Bailey, , and David Mitrany in the United Kingdom, and James T. Actors have interests; while realists such as Machiavelli insist the state is the only unit of analysis necessary in international politics, idealists argue that just as states have interests, people in government have interests as well. For example, to say that one is a mathematical realist means that one believes that mathematical concepts exist in some form independent of human thought, but this does not require one to be a realist regarding ethical norms or aesthetic values. Butterfield, Herbert, and Martin Wight eds 1966 Diplomatic Investigations,London: Allen and Unwin. A value-free science of international politics sounds like a nice idea, but the effort to construct such an entity is Sisyphean in conception, and apt to obscure and undermine the ever-contested purposes of international relations theory. German Philosophy 1760—1860: The Legacy of Idealism. Liberal international theory has unfolded in a manner strikingly similar to realism.
But the leading American idealist was Josiah Royce 1855—1916. Indianapolis and Cambridge: Hackett Publishing Company. He describes the details of this process most succinctly in a short passage in chapter 6 of the first part Human Nature of his The Elements of Law, Natural and Politic 1640 , his first major philosophical work. A prolific author who published fifteen books before his early death at sixty, Royce launched his defense of idealism in his first book, The Religious Aspect of Philosophy 1885. And it might further be suggested that a wide variety of other paradigmatic analytic philosophers, such as Rudolf Carnap and even nominalists such as Nelson Goodman and W. Here he set out to demonstrate the development of mental phenomena out of these factors which he here calls the unconscious and the conscious activity starting with sensation Empfindung and intuition Anschauung until he arrives via acts of willing at the aesthetic activity manifested in works of art.

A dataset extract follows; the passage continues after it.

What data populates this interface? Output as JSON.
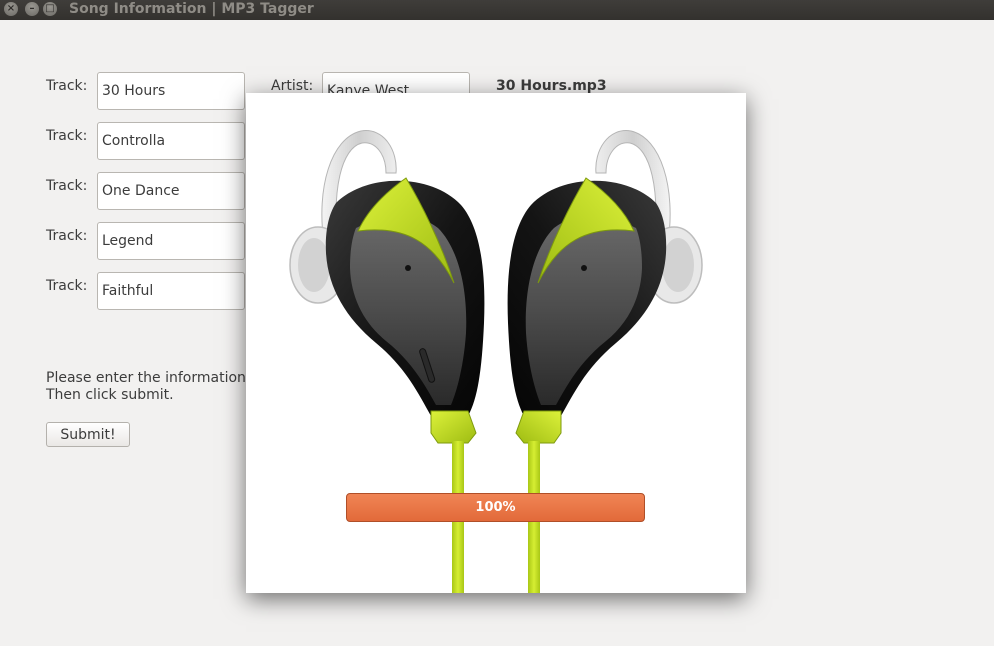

Given what they take to be a basic fact that God has endowed us with the capacity to know the truth albeit within certain limits , i.
As Waltz is well aware, however, neorealism, and Realist theory generally, continues to be criticized for its omissions Waltz 1990, 32. While every academic field is envisioned as a distinct realm of activity, its boundaries are ultimately artificial, and employed to separate the seamless and limitless totality of the world into analytical compartments. The History of American Idealism. Waltz begins this process with the counter-intuitive claim that less is more, emphasizing the value of theoretical parsimony over realistic description. In international politics, this version of progress is the driving force behind what Richard Ashley 1986 terms technical realism. It is only in recent years, and with benefit of hindsight, that interdependence has seemed to find a paradigmatic home in neoliberalism.